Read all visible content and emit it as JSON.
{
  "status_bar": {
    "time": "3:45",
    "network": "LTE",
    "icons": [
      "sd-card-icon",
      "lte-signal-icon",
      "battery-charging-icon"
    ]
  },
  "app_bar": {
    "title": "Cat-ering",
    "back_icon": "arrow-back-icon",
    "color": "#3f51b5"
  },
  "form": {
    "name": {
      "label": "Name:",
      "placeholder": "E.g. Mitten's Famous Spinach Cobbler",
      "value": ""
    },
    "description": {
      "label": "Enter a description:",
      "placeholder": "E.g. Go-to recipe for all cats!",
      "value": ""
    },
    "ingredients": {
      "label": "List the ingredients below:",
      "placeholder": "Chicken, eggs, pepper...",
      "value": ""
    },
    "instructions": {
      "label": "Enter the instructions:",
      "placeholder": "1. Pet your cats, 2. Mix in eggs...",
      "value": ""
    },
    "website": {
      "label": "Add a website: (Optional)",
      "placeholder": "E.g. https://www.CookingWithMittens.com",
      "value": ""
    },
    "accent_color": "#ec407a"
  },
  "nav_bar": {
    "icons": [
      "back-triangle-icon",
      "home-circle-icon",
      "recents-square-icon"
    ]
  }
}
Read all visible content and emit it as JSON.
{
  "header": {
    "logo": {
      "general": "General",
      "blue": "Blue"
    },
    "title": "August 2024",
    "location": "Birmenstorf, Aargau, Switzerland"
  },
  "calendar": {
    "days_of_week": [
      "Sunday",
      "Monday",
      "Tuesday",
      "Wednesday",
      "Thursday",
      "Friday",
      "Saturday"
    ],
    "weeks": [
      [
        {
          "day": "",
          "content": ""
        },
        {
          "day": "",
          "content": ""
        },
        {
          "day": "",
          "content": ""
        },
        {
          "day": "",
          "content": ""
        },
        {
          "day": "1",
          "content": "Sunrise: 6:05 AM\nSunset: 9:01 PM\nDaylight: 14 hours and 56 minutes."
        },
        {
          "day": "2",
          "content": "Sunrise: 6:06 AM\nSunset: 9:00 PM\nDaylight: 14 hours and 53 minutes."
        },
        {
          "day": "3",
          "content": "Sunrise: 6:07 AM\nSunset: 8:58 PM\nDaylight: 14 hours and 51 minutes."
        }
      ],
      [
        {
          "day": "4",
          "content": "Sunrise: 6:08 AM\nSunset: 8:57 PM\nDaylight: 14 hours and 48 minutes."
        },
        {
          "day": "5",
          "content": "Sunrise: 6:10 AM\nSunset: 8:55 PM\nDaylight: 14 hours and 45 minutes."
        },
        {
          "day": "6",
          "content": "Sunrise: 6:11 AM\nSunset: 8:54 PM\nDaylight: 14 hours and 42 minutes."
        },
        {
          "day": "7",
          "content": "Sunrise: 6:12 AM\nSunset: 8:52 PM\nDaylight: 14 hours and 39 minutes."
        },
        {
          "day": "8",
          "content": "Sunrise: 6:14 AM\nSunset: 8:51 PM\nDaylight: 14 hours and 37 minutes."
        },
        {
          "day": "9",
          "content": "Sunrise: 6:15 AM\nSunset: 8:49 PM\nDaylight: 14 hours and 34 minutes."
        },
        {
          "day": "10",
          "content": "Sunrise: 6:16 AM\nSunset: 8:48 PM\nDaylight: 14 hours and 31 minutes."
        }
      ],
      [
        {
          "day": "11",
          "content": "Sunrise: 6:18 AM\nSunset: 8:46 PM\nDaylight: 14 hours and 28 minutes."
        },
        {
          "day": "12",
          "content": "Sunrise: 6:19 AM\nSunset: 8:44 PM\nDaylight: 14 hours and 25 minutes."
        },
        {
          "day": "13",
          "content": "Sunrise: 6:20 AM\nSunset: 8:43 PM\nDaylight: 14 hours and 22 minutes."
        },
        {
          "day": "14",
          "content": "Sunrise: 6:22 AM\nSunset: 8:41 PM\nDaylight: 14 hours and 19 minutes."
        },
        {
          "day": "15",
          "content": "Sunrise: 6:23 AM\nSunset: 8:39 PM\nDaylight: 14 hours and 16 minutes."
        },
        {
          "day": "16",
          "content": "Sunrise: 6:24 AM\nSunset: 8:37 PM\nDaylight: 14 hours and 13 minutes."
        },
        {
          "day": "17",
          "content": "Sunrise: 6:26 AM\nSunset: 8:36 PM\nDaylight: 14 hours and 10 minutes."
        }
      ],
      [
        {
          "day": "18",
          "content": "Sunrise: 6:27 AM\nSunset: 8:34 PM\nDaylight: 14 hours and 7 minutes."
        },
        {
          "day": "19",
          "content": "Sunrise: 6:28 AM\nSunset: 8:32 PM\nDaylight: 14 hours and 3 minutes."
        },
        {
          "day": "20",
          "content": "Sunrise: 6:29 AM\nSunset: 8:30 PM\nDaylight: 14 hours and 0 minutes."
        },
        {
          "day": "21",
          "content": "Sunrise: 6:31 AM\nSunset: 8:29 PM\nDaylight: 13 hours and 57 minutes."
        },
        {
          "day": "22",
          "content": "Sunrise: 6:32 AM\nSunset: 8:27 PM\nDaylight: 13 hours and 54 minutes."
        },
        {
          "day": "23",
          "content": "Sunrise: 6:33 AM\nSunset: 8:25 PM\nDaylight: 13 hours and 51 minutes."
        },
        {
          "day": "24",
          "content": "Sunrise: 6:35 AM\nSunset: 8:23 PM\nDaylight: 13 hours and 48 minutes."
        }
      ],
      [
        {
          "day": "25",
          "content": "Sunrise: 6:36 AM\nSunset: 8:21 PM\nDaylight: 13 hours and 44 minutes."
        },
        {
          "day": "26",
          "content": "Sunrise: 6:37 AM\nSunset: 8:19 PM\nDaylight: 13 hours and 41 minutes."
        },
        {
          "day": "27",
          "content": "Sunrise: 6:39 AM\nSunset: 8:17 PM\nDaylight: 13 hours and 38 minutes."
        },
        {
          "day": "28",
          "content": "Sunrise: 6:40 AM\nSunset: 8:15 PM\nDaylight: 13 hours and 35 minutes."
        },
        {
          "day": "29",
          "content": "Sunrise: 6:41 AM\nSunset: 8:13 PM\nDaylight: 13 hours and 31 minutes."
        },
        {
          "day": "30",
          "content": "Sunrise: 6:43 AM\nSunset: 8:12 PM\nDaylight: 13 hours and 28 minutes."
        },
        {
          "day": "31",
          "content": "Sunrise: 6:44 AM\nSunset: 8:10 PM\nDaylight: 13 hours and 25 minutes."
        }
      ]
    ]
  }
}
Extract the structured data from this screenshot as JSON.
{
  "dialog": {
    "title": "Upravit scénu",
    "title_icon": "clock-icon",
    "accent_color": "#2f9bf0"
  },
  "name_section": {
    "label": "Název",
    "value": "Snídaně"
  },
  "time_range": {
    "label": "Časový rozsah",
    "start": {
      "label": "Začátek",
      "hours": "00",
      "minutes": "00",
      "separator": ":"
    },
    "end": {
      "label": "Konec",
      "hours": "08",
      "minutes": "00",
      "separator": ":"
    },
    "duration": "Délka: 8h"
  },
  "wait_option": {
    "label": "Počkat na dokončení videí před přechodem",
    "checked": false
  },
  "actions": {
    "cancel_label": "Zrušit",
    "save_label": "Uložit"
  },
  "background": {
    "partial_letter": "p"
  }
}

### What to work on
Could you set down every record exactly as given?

### Output of the exercise
Read all visible content and emit it as JSON.
{
  "status_bar": {
    "time": "3:45",
    "network": "LTE",
    "icons": [
      "sd-card-icon",
      "lte-signal-icon",
      "battery-charging-icon"
    ]
  },
  "app_bar": {
    "title": "Cat-ering",
    "back_icon": "arrow-back-icon",
    "color": "#3f51b5"
  },
  "form": {
    "name": {
      "label": "Name:",
      "placeholder": "E.g. Mitten's Famous Spinach Cobbler",
      "value": ""
    },
    "description": {
      "label": "Enter a description:",
      "placeholder": "E.g. Go-to recipe for all cats!",
      "value": ""
    },
    "ingredients": {
      "label": "List the ingredients below:",
      "placeholder": "Chicken, eggs, pepper...",
      "value": ""
    },
    "instructions": {
      "label": "Enter the instructions:",
      "placeholder": "1. Pet your cats, 2. Mix in eggs...",
      "value": ""
    },
    "website": {
      "label": "Add a website: (Optional)",
      "placeholder": "E.g. https://www.CookingWithMittens.com",
      "value": ""
    },
    "accent_color": "#ec407a"
  },
  "nav_bar": {
    "icons": [
      "back-triangle-icon",
      "home-circle-icon",
      "recents-square-icon"
    ]
  }
}
Read all visible content and emit it as JSON.
{
  "header": {
    "logo": {
      "general": "General",
      "blue": "Blue"
    },
    "title": "August 2024",
    "location": "Birmenstorf, Aargau, Switzerland"
  },
  "calendar": {
    "days_of_week": [
      "Sunday",
      "Monday",
      "Tuesday",
      "Wednesday",
      "Thursday",
      "Friday",
      "Saturday"
    ],
    "weeks": [
      [
        {
          "day": "",
          "content": ""
        },
        {
          "day": "",
          "content": ""
        },
        {
          "day": "",
          "content": ""
        },
        {
          "day": "",
          "content": ""
        },
        {
          "day": "1",
          "content": "Sunrise: 6:05 AM\nSunset: 9:01 PM\nDaylight: 14 hours and 56 minutes."
        },
        {
          "day": "2",
          "content": "Sunrise: 6:06 AM\nSunset: 9:00 PM\nDaylight: 14 hours and 53 minutes."
        },
        {
          "day": "3",
          "content": "Sunrise: 6:07 AM\nSunset: 8:58 PM\nDaylight: 14 hours and 51 minutes."
        }
      ],
      [
        {
          "day": "4",
          "content": "Sunrise: 6:08 AM\nSunset: 8:57 PM\nDaylight: 14 hours and 48 minutes."
        },
        {
          "day": "5",
          "content": "Sunrise: 6:10 AM\nSunset: 8:55 PM\nDaylight: 14 hours and 45 minutes."
        },
        {
          "day": "6",
          "content": "Sunrise: 6:11 AM\nSunset: 8:54 PM\nDaylight: 14 hours and 42 minutes."
        },
        {
          "day": "7",
          "content": "Sunrise: 6:12 AM\nSunset: 8:52 PM\nDaylight: 14 hours and 39 minutes."
        },
        {
          "day": "8",
          "content": "Sunrise: 6:14 AM\nSunset: 8:51 PM\nDaylight: 14 hours and 37 minutes."
        },
        {
          "day": "9",
          "content": "Sunrise: 6:15 AM\nSunset: 8:49 PM\nDaylight: 14 hours and 34 minutes."
        },
        {
          "day": "10",
          "content": "Sunrise: 6:16 AM\nSunset: 8:48 PM\nDaylight: 14 hours and 31 minutes."
        }
      ],
      [
        {
          "day": "11",
          "content": "Sunrise: 6:18 AM\nSunset: 8:46 PM\nDaylight: 14 hours and 28 minutes."
        },
        {
          "day": "12",
          "content": "Sunrise: 6:19 AM\nSunset: 8:44 PM\nDaylight: 14 hours and 25 minutes."
        },
        {
          "day": "13",
          "content": "Sunrise: 6:20 AM\nSunset: 8:43 PM\nDaylight: 14 hours and 22 minutes."
        },
        {
          "day": "14",
          "content": "Sunrise: 6:22 AM\nSunset: 8:41 PM\nDaylight: 14 hours and 19 minutes."
        },
        {
          "day": "15",
          "content": "Sunrise: 6:23 AM\nSunset: 8:39 PM\nDaylight: 14 hours and 16 minutes."
        },
        {
          "day": "16",
          "content": "Sunrise: 6:24 AM\nSunset: 8:37 PM\nDaylight: 14 hours and 13 minutes."
        },
        {
          "day": "17",
          "content": "Sunrise: 6:26 AM\nSunset: 8:36 PM\nDaylight: 14 hours and 10 minutes."
        }
      ],
      [
        {
          "day": "18",
          "content": "Sunrise: 6:27 AM\nSunset: 8:34 PM\nDaylight: 14 hours and 7 minutes."
        },
        {
          "day": "19",
          "content": "Sunrise: 6:28 AM\nSunset: 8:32 PM\nDaylight: 14 hours and 3 minutes."
        },
        {
          "day": "20",
          "content": "Sunrise: 6:29 AM\nSunset: 8:30 PM\nDaylight: 14 hours and 0 minutes."
        },
        {
          "day": "21",
          "content": "Sunrise: 6:31 AM\nSunset: 8:29 PM\nDaylight: 13 hours and 57 minutes."
        },
        {
          "day": "22",
          "content": "Sunrise: 6:32 AM\nSunset: 8:27 PM\nDaylight: 13 hours and 54 minutes."
        },
        {
          "day": "23",
          "content": "Sunrise: 6:33 AM\nSunset: 8:25 PM\nDaylight: 13 hours and 51 minutes."
        },
        {
          "day": "24",
          "content": "Sunrise: 6:35 AM\nSunset: 8:23 PM\nDaylight: 13 hours and 48 minutes."
        }
      ],
      [
        {
          "day": "25",
          "content": "Sunrise: 6:36 AM\nSunset: 8:21 PM\nDaylight: 13 hours and 44 minutes."
        },
        {
          "day": "26",
          "content": "Sunrise: 6:37 AM\nSunset: 8:19 PM\nDaylight: 13 hours and 41 minutes."
        },
        {
          "day": "27",
          "content": "Sunrise: 6:39 AM\nSunset: 8:17 PM\nDaylight: 13 hours and 38 minutes."
        },
        {
          "day": "28",
          "content": "Sunrise: 6:40 AM\nSunset: 8:15 PM\nDaylight: 13 hours and 35 minutes."
        },
        {
          "day": "29",
          "content": "Sunrise: 6:41 AM\nSunset: 8:13 PM\nDaylight: 13 hours and 31 minutes."
        },
        {
          "day": "30",
          "content": "Sunrise: 6:43 AM\nSunset: 8:12 PM\nDaylight: 13 hours and 28 minutes."
        },
        {
          "day": "31",
          "content": "Sunrise: 6:44 AM\nSunset: 8:10 PM\nDaylight: 13 hours and 25 minutes."
        }
      ]
    ]
  }
}
Extract the structured data from this screenshot as JSON.
{
  "dialog": {
    "title": "Upravit scénu",
    "title_icon": "clock-icon",
    "accent_color": "#2f9bf0"
  },
  "name_section": {
    "label": "Název",
    "value": "Snídaně"
  },
  "time_range": {
    "label": "Časový rozsah",
    "start": {
      "label": "Začátek",
      "hours": "00",
      "minutes": "00",
      "separator": ":"
    },
    "end": {
      "label": "Konec",
      "hours": "08",
      "minutes": "00",
      "separator": ":"
    },
    "duration": "Délka: 8h"
  },
  "wait_option": {
    "label": "Počkat na dokončení videí před přechodem",
    "checked": false
  },
  "actions": {
    "cancel_label": "Zrušit",
    "save_label": "Uložit"
  },
  "background": {
    "partial_letter": "p"
  }
}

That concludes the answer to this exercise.